### Task statement
Copy every line that contains the string "result" from the entries below.

*** Opening of Data records ***

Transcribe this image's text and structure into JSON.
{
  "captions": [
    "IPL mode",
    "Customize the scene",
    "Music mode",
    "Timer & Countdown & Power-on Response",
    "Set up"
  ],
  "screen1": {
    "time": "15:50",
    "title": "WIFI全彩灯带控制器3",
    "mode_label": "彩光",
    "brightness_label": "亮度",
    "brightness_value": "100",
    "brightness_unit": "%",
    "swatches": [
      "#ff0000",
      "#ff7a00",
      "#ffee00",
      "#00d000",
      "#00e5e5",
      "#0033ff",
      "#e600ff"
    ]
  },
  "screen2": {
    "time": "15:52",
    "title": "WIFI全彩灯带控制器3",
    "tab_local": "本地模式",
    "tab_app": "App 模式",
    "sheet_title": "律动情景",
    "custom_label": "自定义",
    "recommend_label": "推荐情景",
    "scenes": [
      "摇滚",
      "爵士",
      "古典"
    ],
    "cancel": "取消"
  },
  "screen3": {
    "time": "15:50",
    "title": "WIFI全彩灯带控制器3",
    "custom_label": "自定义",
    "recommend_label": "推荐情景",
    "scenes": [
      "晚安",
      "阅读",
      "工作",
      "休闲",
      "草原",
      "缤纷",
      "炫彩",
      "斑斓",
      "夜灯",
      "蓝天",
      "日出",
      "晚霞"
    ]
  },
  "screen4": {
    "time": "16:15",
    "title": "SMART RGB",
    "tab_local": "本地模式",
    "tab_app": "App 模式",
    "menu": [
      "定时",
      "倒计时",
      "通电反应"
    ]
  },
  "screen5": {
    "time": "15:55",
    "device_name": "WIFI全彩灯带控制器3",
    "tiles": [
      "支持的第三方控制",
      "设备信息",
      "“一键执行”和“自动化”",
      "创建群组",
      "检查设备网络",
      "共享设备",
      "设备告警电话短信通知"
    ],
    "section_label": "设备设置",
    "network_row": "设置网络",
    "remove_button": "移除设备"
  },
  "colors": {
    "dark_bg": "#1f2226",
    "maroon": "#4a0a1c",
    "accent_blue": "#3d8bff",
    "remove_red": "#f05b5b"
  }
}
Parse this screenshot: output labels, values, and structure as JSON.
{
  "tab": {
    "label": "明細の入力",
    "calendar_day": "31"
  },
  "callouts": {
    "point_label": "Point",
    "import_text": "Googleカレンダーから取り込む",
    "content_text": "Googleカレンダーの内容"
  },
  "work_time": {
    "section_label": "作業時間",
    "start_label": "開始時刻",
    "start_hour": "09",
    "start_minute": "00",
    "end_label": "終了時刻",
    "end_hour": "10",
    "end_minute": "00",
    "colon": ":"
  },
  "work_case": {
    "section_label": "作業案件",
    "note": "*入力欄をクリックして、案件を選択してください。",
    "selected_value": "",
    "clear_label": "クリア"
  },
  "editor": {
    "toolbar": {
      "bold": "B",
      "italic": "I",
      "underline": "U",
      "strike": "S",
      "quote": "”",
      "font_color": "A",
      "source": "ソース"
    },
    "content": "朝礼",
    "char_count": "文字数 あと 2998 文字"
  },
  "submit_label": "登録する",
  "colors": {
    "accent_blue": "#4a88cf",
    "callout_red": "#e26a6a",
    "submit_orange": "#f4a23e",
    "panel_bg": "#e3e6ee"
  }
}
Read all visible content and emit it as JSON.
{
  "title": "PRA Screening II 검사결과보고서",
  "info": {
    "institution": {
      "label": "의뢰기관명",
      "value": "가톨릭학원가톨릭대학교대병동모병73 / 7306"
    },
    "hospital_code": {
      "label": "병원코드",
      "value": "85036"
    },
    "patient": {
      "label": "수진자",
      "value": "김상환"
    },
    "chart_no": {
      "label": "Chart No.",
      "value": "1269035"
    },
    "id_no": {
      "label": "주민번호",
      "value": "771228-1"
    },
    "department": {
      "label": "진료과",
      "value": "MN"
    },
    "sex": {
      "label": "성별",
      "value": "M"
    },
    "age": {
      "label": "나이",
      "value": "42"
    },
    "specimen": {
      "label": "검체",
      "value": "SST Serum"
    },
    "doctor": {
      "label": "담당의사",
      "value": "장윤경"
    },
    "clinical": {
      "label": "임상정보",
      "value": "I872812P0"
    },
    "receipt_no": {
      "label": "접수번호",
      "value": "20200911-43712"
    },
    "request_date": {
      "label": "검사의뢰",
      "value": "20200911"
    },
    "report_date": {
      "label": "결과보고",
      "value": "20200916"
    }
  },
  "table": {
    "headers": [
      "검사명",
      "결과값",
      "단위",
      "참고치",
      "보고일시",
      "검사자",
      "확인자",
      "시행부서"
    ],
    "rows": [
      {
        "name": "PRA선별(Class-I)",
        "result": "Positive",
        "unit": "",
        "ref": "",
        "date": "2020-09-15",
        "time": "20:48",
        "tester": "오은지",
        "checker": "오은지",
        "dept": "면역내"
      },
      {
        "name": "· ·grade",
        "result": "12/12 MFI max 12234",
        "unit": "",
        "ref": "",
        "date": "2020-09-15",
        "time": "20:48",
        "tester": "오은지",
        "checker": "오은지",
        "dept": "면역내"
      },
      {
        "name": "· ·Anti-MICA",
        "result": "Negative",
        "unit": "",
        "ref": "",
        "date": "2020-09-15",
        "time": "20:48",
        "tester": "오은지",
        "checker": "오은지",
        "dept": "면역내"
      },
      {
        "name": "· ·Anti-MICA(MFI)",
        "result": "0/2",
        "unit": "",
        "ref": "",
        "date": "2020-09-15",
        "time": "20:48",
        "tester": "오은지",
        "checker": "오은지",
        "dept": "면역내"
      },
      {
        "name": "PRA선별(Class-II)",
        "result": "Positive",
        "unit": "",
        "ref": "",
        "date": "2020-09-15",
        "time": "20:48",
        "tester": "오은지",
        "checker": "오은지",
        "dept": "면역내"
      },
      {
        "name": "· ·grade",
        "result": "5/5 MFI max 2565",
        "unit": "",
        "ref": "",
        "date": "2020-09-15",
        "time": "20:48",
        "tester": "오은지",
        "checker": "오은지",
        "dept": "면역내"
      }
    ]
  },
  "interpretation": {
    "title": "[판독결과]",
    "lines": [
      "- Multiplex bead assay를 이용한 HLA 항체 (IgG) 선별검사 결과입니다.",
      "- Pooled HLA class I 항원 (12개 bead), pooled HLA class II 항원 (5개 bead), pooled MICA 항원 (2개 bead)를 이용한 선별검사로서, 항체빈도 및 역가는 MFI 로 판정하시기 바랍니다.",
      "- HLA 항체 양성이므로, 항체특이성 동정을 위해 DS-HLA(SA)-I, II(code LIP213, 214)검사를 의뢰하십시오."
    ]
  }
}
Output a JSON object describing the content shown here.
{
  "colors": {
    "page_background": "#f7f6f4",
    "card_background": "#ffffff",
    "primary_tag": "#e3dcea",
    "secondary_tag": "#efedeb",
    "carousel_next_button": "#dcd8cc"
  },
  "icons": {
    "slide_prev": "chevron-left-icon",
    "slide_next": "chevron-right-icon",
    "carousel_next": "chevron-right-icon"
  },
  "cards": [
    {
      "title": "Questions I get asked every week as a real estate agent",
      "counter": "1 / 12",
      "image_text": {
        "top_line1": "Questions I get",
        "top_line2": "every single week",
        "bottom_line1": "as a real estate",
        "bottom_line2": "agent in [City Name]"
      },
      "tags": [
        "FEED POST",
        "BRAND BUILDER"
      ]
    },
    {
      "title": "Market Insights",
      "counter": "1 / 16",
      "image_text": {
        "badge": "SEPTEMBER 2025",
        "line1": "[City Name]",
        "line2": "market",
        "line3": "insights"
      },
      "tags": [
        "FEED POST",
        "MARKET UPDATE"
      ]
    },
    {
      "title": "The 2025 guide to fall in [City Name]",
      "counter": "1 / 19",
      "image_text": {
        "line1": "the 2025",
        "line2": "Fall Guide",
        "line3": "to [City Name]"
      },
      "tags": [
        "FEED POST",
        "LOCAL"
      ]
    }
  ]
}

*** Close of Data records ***

### Written solution
        "result": "Positive",
        "result": "12/12 MFI max 12234",
        "result": "Negative",
        "result": "0/2",
        "result": "Positive",
        "result": "5/5 MFI max 2565",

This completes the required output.